“For example, if someone wants to do about 50 or so people it would include all the same as the lower cost, but if they do dinner, dancing, open bar, tables and chairs, DJ or band, photographer, you could be looking at $3,000 to $6,000, but without food and lower numbers of people attending you keep the costs down,” she said.
Included in the cost for either the very small wedding or the one teetering on 50-to-75 people, is Daly doing all the work to arrange and pull together the event.
“All the couple needs to do is show up and say ‘I do,’” said Daly with a laugh.
And with all the coronavirus recommendations and rules, following federal Centers for Disease Control advice for planning weddings is central to her approach, Daly said, adding, “As an event planner, it’s our number one job to read through those and inform our clients.”
Gearing Up to Help
Another contributor to the micro-wedding industry in Pranzi Catering and Events in Providence, a cater that Daly said is on her list of businesses that she would tap if needed for assistance.
Nick Mattiello works with his wife, Lisa, who owns the business.

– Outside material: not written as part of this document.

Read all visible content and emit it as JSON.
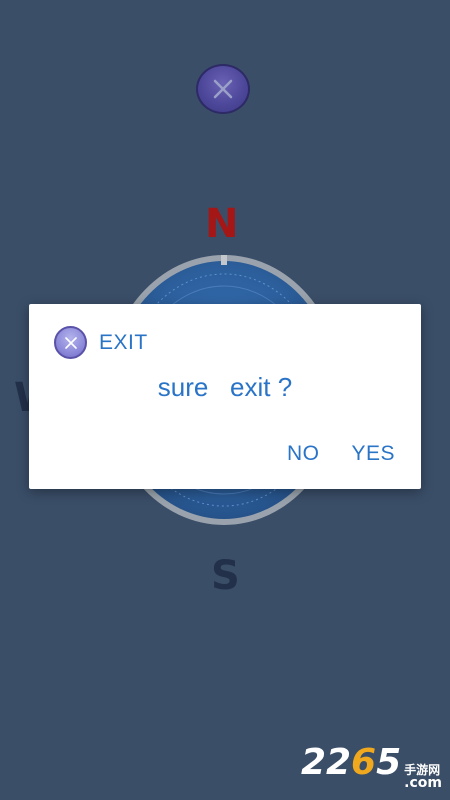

He said he has 10 micro-weddings booked in the coming months for couples whose larger weddings were canceled because of the virus.
“We never heard of the new norm until three months ago,” said Mattiello, explaining that micro-weddings of about 50 people wanting food served could run about $100 per person, with $1,400 for tent, tables, chairs and flowers.
Flowers by Bert and Peg in North Kingstown works with Daly in providing those necessary floral touches that make the day special in this time of matching convenience with desire to just tie the knot.
“It’s very little stress for the couple. Low key and relaxed. Don’t get me wrong, big weddings are just as wonderful if that’s what you want, but having a couple say, ‘Hey... I’m getting married in two weeks and here are my colors, use what’s in season,’ it’s awesome!” said Pam Shea, owner.
She said that for a micro-wedding, a bridal bouquet and boutonniere are ordered.
“If the couple chooses to have flowers for their best man and maid of honor, we do that, too. Using a local business that sources fresh flowers from local flower farms. It’s a win-win,” she said.
Desire to Marry
Daly said that she sees no common backgrounds or reasons that couples select a micro-wedding.
“Some couples have time and want the big party, but others don’t. Life is short. They might have different goals in life. People who wanted they larger wedding, there is the disappointment in that, but when they see that they can have the smaller one they are pleasantly surprised,” she said.
Johnston said she thinks one common theme in the pandemic-plagued world where the economy has contracted is the struggle of making ends meet while trying to have long-held dream of a fancy wedding.
Mattiello and Daly also said that they’ve heard stories about the dream wedding derailed by the economics of the virus. It comes down, said Johnston, to needs and wants.
“Needs: Becoming husband and wife, officiant to sign the legal docs of your marriage, photographer to have something to look back on, close relatives and friends. Wants: 150 people, DJ, open bar, expensive food, fancy desserts,” she said.
She and her husband had the “wants,” but needed to let go of them, she said.
“When you have a large family like I do, you aren’t able to have everyone in the same room to celebrate. We were able to have everyone join our zoom call and watch us get married, which was amazing, but not being able to have a traditional celebration with extended family and friends was missed,” she said.
Yet, the micro-wedding helped to bring some certainty in a time when so many couples face uncertainty around them and are seeking stability in each other.
“We don’t know what the next year holds, not only for jobs, but how long there will be a limit on guests you can have in closed spaces. In the end we were able to get married and that’s the important thing,” she said.